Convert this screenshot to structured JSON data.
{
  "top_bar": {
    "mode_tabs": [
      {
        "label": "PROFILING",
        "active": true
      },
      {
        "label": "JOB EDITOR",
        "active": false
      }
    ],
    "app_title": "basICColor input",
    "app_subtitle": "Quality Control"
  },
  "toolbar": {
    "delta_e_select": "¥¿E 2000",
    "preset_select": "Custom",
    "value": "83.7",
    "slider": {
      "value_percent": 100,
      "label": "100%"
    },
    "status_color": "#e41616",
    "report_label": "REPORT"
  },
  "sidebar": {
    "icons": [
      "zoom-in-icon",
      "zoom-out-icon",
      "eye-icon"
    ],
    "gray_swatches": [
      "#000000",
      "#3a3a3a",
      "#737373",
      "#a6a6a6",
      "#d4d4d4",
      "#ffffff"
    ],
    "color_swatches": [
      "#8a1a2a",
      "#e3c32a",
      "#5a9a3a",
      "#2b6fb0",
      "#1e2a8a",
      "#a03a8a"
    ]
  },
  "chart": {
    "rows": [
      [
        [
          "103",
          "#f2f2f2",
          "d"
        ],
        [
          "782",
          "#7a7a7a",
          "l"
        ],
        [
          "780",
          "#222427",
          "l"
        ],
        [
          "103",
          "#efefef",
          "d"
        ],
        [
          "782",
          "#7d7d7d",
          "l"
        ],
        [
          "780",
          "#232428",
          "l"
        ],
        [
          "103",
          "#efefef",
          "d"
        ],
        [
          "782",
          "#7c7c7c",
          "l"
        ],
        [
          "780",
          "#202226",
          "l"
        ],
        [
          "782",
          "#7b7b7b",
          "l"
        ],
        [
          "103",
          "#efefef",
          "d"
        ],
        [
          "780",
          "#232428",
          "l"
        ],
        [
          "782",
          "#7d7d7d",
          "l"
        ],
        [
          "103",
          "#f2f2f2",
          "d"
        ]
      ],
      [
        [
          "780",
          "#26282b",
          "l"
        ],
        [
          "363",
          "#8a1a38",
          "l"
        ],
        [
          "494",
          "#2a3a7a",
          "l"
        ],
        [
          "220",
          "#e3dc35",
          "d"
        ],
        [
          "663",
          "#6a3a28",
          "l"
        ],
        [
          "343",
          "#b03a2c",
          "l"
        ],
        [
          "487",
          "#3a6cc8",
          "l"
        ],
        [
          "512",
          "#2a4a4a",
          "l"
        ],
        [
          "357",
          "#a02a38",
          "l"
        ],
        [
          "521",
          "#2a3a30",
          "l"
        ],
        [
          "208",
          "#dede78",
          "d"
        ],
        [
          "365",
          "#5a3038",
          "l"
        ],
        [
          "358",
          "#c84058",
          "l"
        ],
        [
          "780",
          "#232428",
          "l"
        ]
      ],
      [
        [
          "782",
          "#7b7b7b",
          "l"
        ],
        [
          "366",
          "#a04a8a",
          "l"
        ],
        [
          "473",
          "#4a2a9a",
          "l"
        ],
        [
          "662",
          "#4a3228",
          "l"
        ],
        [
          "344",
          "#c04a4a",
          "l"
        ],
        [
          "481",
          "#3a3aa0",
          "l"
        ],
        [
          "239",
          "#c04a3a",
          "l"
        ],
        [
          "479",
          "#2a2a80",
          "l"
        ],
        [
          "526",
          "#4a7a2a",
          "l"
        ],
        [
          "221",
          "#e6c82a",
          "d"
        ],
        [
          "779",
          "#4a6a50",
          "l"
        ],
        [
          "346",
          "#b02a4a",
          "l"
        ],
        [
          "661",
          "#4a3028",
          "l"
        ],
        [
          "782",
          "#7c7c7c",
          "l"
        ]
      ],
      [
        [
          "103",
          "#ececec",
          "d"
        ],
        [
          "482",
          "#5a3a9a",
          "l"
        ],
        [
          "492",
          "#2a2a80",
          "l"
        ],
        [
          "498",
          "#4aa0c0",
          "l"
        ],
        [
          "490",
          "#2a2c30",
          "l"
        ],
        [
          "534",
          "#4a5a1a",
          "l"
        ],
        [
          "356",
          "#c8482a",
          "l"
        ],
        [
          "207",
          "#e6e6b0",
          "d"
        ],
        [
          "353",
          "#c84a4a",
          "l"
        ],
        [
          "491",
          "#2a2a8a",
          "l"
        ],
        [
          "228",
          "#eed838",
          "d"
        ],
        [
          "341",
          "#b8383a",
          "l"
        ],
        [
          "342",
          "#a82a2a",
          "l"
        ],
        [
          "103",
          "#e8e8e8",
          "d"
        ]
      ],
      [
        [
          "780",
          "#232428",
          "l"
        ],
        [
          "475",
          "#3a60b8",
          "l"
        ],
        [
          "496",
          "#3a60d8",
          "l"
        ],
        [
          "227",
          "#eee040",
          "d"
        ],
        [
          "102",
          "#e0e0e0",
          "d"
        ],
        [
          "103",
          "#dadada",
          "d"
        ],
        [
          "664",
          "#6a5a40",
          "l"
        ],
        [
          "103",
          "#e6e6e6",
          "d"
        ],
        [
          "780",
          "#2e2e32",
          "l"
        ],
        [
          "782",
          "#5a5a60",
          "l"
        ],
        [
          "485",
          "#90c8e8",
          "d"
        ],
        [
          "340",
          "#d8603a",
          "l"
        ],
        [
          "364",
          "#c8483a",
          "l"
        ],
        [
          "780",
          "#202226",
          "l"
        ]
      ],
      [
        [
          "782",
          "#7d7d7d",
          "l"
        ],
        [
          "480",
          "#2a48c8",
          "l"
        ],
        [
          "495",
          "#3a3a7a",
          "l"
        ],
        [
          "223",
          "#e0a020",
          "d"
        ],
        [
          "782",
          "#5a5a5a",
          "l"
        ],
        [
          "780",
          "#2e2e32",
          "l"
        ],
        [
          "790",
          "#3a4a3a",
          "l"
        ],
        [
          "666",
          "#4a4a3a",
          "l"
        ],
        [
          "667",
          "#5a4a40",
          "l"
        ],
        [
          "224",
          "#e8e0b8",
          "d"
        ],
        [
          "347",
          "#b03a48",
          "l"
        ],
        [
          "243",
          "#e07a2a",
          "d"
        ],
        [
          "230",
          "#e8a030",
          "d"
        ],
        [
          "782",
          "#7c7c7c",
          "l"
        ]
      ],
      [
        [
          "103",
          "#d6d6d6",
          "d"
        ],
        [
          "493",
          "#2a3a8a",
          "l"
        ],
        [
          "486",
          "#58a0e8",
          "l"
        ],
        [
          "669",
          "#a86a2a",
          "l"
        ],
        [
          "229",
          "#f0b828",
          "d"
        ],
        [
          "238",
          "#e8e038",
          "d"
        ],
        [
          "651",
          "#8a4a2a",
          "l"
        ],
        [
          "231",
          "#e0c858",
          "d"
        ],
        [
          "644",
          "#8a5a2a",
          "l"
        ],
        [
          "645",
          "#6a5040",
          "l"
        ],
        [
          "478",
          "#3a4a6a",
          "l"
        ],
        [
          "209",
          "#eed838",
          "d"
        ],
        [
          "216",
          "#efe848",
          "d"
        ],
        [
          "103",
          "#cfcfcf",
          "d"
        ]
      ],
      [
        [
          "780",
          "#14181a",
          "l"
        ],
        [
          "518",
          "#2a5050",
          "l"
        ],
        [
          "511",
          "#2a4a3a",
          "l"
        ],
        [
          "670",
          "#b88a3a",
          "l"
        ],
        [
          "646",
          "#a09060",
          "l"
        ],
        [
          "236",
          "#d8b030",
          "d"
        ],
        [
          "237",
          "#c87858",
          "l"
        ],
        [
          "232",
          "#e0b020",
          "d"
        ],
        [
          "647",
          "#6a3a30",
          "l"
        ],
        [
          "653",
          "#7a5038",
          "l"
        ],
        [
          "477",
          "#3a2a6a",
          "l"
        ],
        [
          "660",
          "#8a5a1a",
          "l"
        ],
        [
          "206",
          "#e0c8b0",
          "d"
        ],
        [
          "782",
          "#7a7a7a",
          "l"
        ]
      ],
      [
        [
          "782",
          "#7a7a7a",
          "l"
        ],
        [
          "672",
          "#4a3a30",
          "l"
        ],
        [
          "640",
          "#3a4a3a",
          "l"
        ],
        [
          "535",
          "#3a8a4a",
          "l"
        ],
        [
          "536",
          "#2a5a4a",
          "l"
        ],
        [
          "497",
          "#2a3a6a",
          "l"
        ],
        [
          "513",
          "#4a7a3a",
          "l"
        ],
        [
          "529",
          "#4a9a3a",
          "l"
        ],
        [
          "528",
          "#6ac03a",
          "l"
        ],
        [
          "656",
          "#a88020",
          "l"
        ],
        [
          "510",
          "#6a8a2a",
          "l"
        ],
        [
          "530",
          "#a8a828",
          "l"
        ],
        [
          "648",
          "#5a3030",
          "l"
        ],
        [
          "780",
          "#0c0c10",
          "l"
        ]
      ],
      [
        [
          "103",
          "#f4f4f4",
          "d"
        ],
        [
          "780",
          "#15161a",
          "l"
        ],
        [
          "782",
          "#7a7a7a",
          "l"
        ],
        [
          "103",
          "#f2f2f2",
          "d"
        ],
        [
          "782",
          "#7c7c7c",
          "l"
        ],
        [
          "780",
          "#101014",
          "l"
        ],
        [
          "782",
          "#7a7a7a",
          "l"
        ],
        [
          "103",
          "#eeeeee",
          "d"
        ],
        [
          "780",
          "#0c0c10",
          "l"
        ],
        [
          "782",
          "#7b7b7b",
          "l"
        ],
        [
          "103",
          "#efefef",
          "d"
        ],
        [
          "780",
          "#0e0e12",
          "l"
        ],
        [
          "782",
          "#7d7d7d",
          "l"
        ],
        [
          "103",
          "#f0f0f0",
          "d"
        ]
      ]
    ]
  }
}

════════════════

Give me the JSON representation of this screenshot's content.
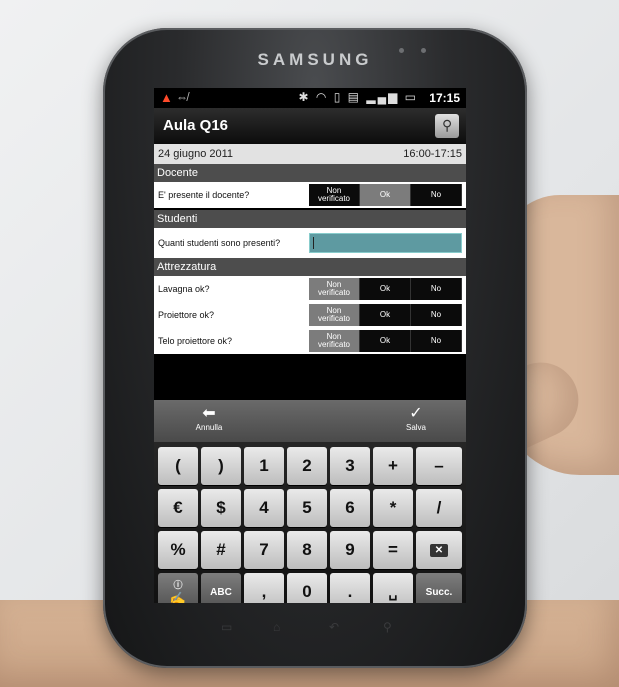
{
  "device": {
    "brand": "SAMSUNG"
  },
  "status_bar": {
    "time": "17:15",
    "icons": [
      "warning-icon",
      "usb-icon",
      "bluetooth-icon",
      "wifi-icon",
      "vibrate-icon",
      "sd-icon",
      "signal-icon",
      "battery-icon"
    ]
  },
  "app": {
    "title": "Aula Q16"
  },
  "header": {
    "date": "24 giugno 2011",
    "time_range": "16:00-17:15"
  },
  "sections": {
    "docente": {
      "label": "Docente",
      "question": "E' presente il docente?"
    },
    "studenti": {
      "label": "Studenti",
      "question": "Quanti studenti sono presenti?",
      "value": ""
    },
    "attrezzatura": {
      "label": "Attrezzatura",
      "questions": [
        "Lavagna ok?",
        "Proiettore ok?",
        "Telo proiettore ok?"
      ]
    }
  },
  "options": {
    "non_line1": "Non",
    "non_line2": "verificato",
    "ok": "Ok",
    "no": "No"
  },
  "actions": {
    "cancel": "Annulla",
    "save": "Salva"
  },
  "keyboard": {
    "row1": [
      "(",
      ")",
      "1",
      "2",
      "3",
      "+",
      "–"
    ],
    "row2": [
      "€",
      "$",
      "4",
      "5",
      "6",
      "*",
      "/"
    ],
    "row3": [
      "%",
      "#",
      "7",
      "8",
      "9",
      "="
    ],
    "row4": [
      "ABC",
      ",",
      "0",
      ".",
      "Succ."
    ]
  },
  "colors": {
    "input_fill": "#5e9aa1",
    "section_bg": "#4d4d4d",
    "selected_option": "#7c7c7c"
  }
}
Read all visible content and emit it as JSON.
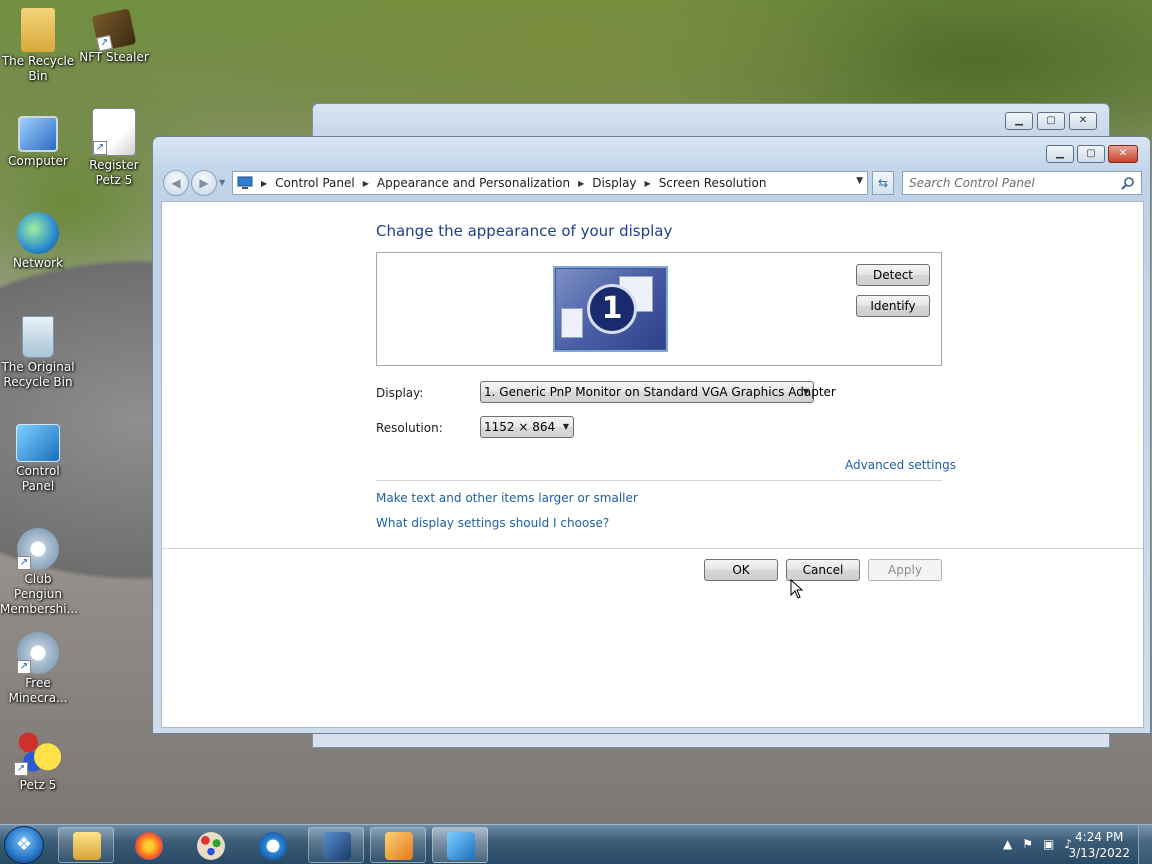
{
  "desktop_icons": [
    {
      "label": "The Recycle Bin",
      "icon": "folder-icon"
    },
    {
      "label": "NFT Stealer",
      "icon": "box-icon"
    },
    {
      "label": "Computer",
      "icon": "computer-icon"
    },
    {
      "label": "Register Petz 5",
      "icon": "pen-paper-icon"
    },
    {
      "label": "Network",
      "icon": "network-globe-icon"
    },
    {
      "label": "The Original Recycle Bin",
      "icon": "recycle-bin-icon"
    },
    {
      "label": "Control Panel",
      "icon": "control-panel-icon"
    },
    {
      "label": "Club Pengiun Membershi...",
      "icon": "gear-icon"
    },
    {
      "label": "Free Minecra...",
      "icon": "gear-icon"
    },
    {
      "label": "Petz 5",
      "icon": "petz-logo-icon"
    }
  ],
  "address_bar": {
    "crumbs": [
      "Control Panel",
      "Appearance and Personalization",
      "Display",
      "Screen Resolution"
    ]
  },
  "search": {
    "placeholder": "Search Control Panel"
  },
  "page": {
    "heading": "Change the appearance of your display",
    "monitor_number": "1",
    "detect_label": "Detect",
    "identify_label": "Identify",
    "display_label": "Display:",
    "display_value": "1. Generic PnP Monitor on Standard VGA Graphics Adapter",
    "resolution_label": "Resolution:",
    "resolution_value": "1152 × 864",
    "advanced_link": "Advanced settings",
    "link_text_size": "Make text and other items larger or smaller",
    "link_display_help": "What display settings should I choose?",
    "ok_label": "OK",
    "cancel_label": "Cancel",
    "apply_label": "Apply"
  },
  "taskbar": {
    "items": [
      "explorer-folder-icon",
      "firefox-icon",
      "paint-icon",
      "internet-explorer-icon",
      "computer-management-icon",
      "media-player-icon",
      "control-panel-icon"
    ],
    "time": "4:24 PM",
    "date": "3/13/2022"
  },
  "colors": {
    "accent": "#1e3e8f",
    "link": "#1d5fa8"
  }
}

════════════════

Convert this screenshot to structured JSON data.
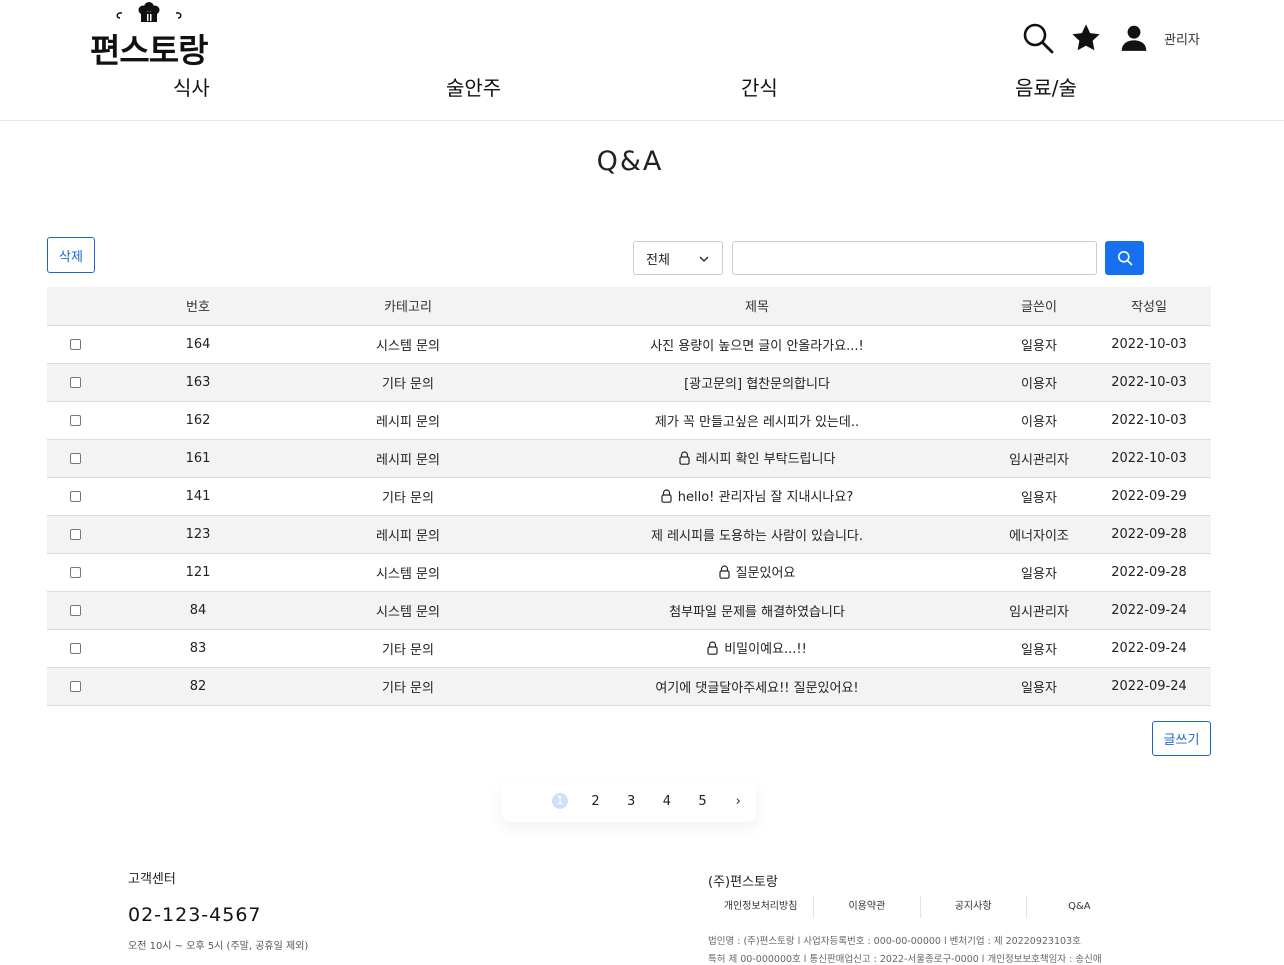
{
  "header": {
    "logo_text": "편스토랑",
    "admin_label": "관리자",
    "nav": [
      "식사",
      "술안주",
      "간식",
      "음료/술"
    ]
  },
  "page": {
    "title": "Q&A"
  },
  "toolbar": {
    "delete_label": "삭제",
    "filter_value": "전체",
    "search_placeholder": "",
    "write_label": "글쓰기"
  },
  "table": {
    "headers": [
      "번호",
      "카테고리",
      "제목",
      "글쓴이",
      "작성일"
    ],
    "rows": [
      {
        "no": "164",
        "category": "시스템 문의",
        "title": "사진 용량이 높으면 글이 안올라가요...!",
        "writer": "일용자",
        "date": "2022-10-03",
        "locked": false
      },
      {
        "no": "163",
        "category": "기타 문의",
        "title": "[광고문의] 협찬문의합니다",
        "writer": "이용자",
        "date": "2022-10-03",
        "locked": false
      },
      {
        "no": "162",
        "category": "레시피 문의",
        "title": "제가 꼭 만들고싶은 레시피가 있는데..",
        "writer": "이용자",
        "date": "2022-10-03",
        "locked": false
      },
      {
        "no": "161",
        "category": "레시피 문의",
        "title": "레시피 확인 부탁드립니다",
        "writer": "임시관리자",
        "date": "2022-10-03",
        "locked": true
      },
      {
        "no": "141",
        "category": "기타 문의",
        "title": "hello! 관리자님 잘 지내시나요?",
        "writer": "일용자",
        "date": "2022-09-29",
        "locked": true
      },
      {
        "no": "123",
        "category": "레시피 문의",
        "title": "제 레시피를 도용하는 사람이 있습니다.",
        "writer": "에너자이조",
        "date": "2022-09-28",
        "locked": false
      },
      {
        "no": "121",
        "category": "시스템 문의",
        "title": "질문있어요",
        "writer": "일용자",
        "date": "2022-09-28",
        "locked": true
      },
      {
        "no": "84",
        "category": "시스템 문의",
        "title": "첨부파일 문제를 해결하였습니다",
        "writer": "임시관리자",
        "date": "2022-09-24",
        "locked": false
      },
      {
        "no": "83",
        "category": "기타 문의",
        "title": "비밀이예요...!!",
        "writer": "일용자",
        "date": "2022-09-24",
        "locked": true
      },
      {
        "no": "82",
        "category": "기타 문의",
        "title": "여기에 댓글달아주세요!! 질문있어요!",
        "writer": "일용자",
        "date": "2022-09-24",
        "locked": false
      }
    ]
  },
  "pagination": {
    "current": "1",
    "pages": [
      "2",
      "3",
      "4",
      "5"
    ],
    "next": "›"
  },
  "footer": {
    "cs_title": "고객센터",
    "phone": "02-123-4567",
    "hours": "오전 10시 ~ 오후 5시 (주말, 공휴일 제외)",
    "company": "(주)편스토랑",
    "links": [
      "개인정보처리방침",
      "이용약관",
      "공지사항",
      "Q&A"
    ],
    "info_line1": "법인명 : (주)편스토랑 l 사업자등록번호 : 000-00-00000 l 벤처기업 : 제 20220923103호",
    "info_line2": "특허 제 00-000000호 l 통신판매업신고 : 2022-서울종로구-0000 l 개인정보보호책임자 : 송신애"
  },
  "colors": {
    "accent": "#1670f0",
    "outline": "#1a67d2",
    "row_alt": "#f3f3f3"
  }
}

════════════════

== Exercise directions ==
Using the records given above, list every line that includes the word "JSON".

== Problem solution ==
Convert this screenshot to structured JSON data.
Give me the JSON representation of this screenshot's content.
Read all visible content and emit it as JSON.
Convert this screenshot to structured JSON data.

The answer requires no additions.